Butisan, active ingredient metazachlor, is a new pre-emergent grass herbicide for canolaɸ. It is a Group K herbicide and the active ingredient is similar to S-metolachlor in behaviour (Table 3). Compared to other pre-emergent herbicides available for use in canola, metazachlor is more water soluble and has lower binding to organic matter. This means metazachlor is likely to be more mobile within the soil than other pre-emergent herbicides. This will be an advantage where there is limited moisture at or shortly after application. Less rainfall will be required to activate the herbicide and it is more likely to move into and control weeds in the crop row. However, on light soils with low organic matter, the herbicide can be easily moved too deep by heavy rainfall to control weeds. Metazachlor has a relatively short half-life. In our trials, it struggled with very large annual ryegrass populations, as a result of its short persistence. With larger annual ryegrass populations, a mixing partner will be essential to obtain high levels of control.
ɸProduct currently not registered.

Table 3. Solubility and binding to organic matter (KOC) characteristics of pre-emergent herbicides for grass weed control in canola compared with S-metolachlor.

 Pre-emergent herbicide Trade name  Solubility  Koc (mL/g) 
 S-metolachlor Dual Gold*  480  226 
 Metazachlor Butisanɸ   450 45 
 Propyzamide Rustler®   9 840 
 Trifluralin Triflur-X®  0.2  15,800 
 Simazine Gesatop®  130 

*Dual Gold is only registered for toad rush control in canola.
ɸProduct is currently not registered.

Arcade®, active ingredient prosulfocarb, has been registered for the control of annual ryegrass in wheat and barley. Prosulfocarb is a Group J herbicide that is already widely used as the main component of Boxer Gold®. Arcade®, due to the lack of the S-metolachlor component, will have different behaviour to Boxer Gold®. It will not be as water soluble as Boxer Gold® as the water solubility of prosulfocarb is more similar to pyroxasulfone, the active ingredient in Sakura®. The lack of water solubility means that Arcade® is not suited to post-emergent use.

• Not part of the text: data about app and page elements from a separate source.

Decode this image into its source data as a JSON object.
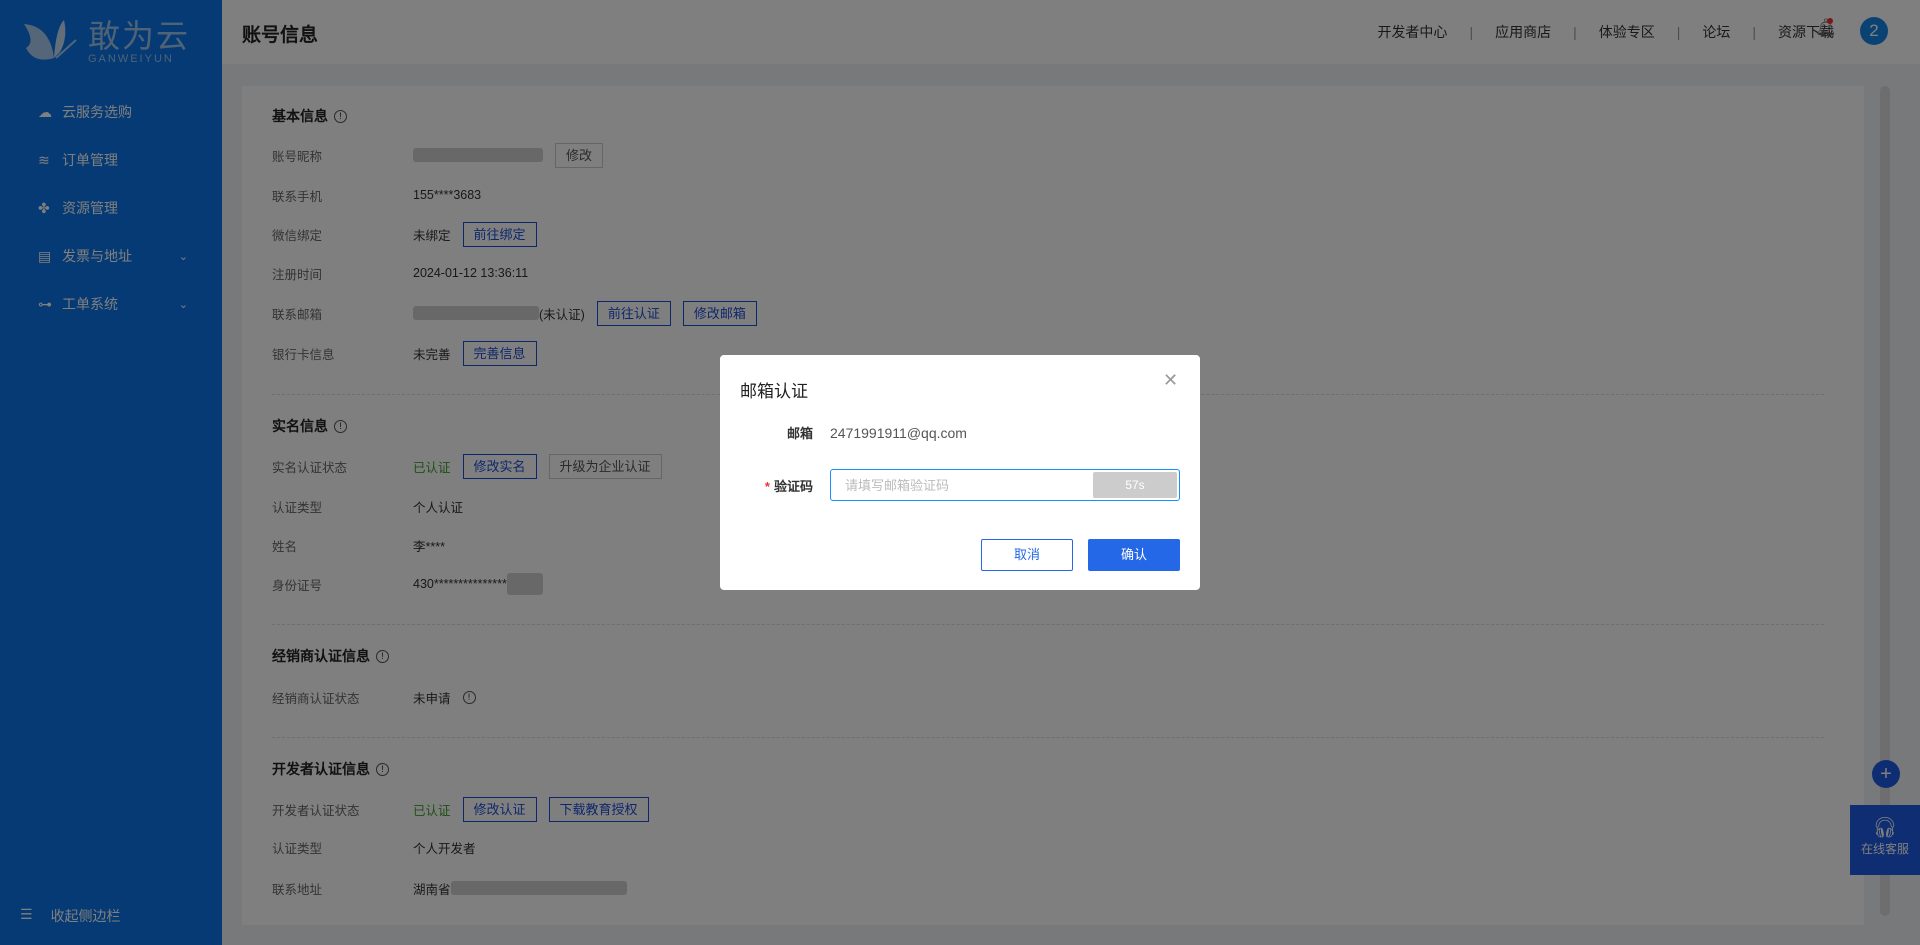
{
  "brand": {
    "name": "敢为云",
    "sub": "GANWEIYUN"
  },
  "sidebar": {
    "items": [
      {
        "label": "云服务选购",
        "icon": "cloud-icon"
      },
      {
        "label": "订单管理",
        "icon": "layers-icon"
      },
      {
        "label": "资源管理",
        "icon": "grid-icon"
      },
      {
        "label": "发票与地址",
        "icon": "document-icon",
        "chevron": "⌄"
      },
      {
        "label": "工单系统",
        "icon": "flow-icon",
        "chevron": "⌄"
      }
    ],
    "collapse": "收起侧边栏"
  },
  "header": {
    "title": "账号信息",
    "nav": [
      "开发者中心",
      "应用商店",
      "体验专区",
      "论坛",
      "资源下载"
    ],
    "avatar": "2"
  },
  "basic": {
    "title": "基本信息",
    "rows": {
      "nickname": {
        "label": "账号昵称",
        "btn": "修改"
      },
      "phone": {
        "label": "联系手机",
        "value": "155****3683"
      },
      "wechat": {
        "label": "微信绑定",
        "value": "未绑定",
        "btn": "前往绑定"
      },
      "reg": {
        "label": "注册时间",
        "value": "2024-01-12 13:36:11"
      },
      "email": {
        "label": "联系邮箱",
        "value": "(未认证)",
        "btn1": "前往认证",
        "btn2": "修改邮箱"
      },
      "bank": {
        "label": "银行卡信息",
        "value": "未完善",
        "btn": "完善信息"
      }
    }
  },
  "realname": {
    "title": "实名信息",
    "rows": {
      "status": {
        "label": "实名认证状态",
        "value": "已认证",
        "btn1": "修改实名",
        "btn2": "升级为企业认证"
      },
      "type": {
        "label": "认证类型",
        "value": "个人认证"
      },
      "name": {
        "label": "姓名",
        "value": "李****"
      },
      "id": {
        "label": "身份证号",
        "value": "430***************"
      }
    }
  },
  "dealer": {
    "title": "经销商认证信息",
    "rows": {
      "status": {
        "label": "经销商认证状态",
        "value": "未申请"
      }
    }
  },
  "developer": {
    "title": "开发者认证信息",
    "rows": {
      "status": {
        "label": "开发者认证状态",
        "value": "已认证",
        "btn1": "修改认证",
        "btn2": "下载教育授权"
      },
      "type": {
        "label": "认证类型",
        "value": "个人开发者"
      },
      "addr": {
        "label": "联系地址",
        "value": "湖南省"
      }
    }
  },
  "float": {
    "service": "在线客服"
  },
  "modal": {
    "title": "邮箱认证",
    "email_label": "邮箱",
    "email": "2471991911@qq.com",
    "code_label": "验证码",
    "required": "*",
    "placeholder": "请填写邮箱验证码",
    "countdown": "57s",
    "cancel": "取消",
    "confirm": "确认"
  }
}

Arcade® has a rate range of 2.5 to 3L/haɸ however, our trials indicate that every bit of 3 L/ha will be required to control annual ryegrass. Arcade will provide the opportunity for a range of mixtures with other pre-emergent herbicides. Good mixing partners will include trifluralin and triallate (Avadex Xtra). There is also the opportunity for mixing different ratios of Arcade and S-metolachlor. This will be particularly useful in light soils where damage to wheat from Boxer Gold® can occur.
ɸLabel states 2.5L/ha is for suppression of annual ryegrass, while 3L/ha is for control of annual ryegrass.

Acknowledgements

The research undertaken as part of this project is made possible by the significant contributions of growers through both trial cooperation and the support of the GRDC, the author would like to thank them for their continued support. The authors also thank Sarah Noack of Hart Fieldsite Group for managing trials at Hart and Peter Hooper for helpful discussions.

Contact details

Chris Preston
University of Adelaide
0488404120 
christopher.preston@adelaide.edu.au